- Exercise directions
Show every line of the data below that includes the word "into".

--- Supplied entries Enclosed Below ---

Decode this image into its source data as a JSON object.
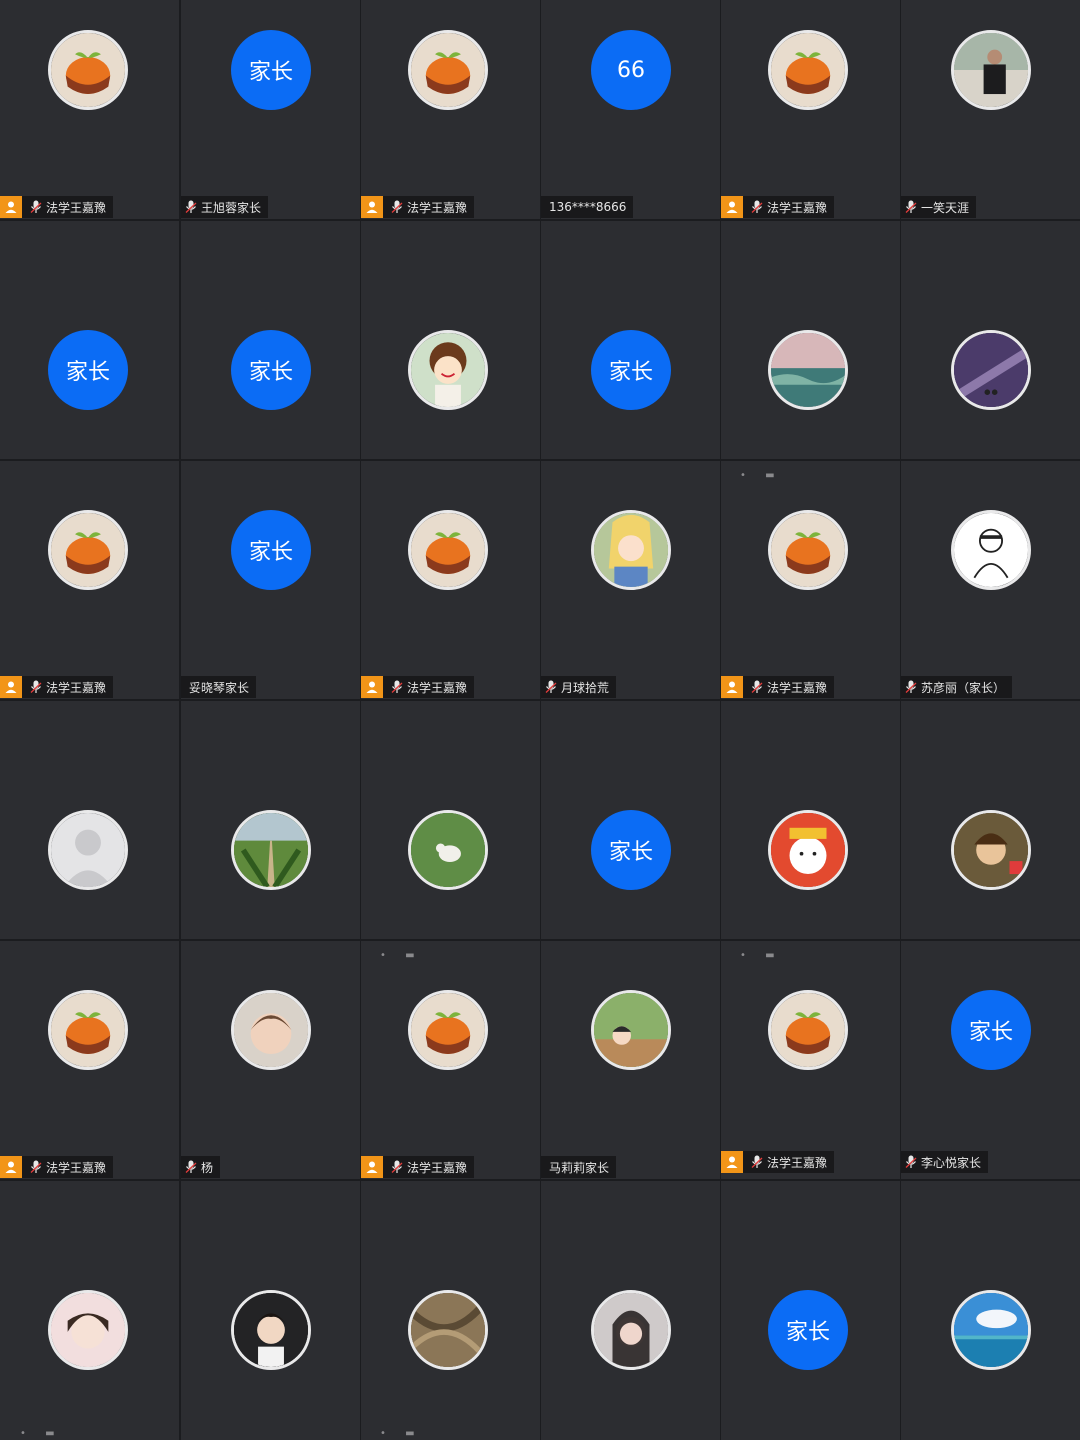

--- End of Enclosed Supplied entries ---
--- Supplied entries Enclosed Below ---

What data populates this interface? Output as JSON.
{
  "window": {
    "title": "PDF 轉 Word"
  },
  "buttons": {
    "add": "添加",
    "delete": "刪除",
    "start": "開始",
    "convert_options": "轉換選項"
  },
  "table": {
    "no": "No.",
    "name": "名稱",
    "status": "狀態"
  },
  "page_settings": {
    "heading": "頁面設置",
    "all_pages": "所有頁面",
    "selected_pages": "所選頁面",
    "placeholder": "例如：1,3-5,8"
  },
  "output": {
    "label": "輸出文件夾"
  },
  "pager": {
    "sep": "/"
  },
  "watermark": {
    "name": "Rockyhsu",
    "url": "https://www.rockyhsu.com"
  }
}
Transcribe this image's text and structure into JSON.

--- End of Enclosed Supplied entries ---

- Output
Decode this image into its source data as a JSON object.
Transcribe this image's text and structure into JSON.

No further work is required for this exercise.